All West Virginians should know what their rights are and register and participate in our democratic process, from local to federal elections, to guarantee elected officials serve at the will of their constituents.
Trashy roads — literally and metaphorically
It is against the law to litter the highway. Really? I realize that it would take a litter control officer 24 hours a day to monitor the situation. Picking up litter should be an all-year project, not just prior to athletic or other major events in Morgantown.
With minimal effort, the guilty parties could wait until they arrive at home or deposit their trash in containers that are readily available at gas stations and other locations. I don’t believe that McDonalds, Wendy’s and other fast-food outlets appreciate the free advertising with their containers strewn all along the roads.
West Run Road and Van Voorhis Road are just to name two roads while there are many more streets littered on both sides with soda cans, beer cans, etc. Many organizations and politicians table decisions and kick the can down the road. They could have a field day in these areas.
Cleaning ditches, cutting back overhanging trees and opening culverts are nonexistent. Another disgusting sight is the dead deer along the highways. One has been along the exit to University Town Centre for months.
Could someone please take responsibility and restore the beauty along the roadways? I applaud the locals who risk their lives picking up garbage along the roads and streams.
Another situation that my wife and I have complained about to the DOH — from Charleston to Morgantown — concerns Bakers Ridge Road where the road slips toward a 300-foot drop off. There seems to be no urgency or concern. School buses travel on this road daily. A temporary fix would be to make the unsafe section one lane. Guard rails or barriers of some type are nonexistent. We did meet with a representative of the DOH. It wasn’t his area of expertise.

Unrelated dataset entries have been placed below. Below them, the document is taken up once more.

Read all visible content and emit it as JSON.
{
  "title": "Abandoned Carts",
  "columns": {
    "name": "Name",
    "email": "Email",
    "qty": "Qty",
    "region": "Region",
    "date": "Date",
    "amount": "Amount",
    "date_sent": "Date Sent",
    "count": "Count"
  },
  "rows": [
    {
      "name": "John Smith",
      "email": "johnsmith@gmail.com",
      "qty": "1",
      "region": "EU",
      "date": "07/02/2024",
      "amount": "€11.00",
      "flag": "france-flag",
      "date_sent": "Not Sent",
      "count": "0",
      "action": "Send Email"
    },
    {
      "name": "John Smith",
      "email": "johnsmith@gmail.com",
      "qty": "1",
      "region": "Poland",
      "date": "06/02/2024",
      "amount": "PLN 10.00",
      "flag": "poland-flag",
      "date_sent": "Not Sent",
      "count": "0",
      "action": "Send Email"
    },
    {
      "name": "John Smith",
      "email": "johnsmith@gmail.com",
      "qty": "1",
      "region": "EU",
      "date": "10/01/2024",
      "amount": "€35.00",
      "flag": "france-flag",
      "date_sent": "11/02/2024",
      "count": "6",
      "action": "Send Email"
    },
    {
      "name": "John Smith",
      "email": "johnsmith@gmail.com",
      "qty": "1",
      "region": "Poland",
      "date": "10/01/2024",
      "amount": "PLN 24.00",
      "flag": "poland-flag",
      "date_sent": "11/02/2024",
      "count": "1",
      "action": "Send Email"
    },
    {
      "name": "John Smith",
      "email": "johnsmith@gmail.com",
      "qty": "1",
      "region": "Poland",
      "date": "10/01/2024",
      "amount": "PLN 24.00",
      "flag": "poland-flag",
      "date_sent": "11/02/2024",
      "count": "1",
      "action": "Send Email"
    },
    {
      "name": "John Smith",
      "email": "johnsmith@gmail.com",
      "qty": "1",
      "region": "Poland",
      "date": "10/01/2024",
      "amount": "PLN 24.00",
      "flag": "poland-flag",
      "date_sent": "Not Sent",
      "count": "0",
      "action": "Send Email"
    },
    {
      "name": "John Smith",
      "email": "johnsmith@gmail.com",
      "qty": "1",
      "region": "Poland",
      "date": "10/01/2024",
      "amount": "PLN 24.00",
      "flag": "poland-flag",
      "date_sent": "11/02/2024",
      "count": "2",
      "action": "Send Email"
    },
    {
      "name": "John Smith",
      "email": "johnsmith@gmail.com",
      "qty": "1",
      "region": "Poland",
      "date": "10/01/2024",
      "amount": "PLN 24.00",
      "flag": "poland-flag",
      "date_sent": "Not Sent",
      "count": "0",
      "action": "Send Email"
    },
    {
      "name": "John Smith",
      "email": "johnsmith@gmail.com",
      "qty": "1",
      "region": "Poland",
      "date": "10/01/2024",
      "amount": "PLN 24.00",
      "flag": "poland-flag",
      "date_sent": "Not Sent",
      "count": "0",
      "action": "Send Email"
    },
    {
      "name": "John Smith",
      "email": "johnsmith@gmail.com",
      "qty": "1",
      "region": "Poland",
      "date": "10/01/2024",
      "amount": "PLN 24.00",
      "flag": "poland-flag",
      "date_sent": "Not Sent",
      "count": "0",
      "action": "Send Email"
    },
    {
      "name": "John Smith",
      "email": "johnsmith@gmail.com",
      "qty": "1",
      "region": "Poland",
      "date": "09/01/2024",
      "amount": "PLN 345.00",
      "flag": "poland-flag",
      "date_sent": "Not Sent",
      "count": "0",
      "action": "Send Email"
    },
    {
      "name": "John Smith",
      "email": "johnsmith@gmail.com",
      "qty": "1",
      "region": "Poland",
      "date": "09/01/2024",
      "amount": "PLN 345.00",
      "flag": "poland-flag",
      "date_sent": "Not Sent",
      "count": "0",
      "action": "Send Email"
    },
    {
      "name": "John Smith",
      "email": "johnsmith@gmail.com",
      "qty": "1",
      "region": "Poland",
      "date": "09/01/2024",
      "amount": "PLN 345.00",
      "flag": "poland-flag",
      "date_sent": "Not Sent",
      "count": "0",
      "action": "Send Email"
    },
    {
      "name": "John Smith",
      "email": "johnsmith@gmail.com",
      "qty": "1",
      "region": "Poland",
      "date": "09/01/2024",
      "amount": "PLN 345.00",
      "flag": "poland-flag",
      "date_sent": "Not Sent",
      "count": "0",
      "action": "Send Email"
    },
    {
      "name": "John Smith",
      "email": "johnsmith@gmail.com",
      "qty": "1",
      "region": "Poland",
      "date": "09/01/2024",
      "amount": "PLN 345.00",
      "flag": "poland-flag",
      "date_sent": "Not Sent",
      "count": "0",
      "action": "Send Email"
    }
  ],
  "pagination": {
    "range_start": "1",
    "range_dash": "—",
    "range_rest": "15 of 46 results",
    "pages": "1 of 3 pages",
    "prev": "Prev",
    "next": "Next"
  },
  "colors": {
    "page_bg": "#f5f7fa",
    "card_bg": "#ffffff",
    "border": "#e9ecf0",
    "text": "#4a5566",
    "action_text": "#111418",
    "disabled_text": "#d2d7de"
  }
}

For healthy kids, start physical activity early
Did you know the prevalence of severe obesity in youth has doubled over the past 25 years?
Instilling healthy habits early in life can help to prevent the children in your family from becoming part of this unfortunate statistic. But how do we do that?
One way to ensure the youth of today are on a path to good health is to be physically active each day. From babies to teens, every child should be active in some way, according to the American Academy of Pediatrics (AAP).
For infants, this involves participating in tummy time while they are awake for at least 30 minutes a day. For children aged 3-5, three hours of activity is recommended. This can include walking, playing outside, tumbling and playing catch. Kids older than 6 years of age should have at least one hour of physical activity on most days of the week. This is the timeframe a lot of children will start to participate in team sports, which also allow for socialization and competition.
While physical activity is mostly known for burning calories and aiding in the prevention of diseases such as obesity, diabetes and high blood pressure, there are many other benefits as well. Physical activity has also been shown to improve sleep, help keep focus during school, build strong bones and muscles, decrease stress, teach sportsmanship and teamwork and boost self-esteem.
Encouraging exercise can no doubt be challenging with so much technology in today’s society, but helping your child find an activity they find fun and that the whole family can participate in can help. For more information on living a healthy lifestyle, visit www.healthychildren.org or talk with your pediatrician at your child’s next visit.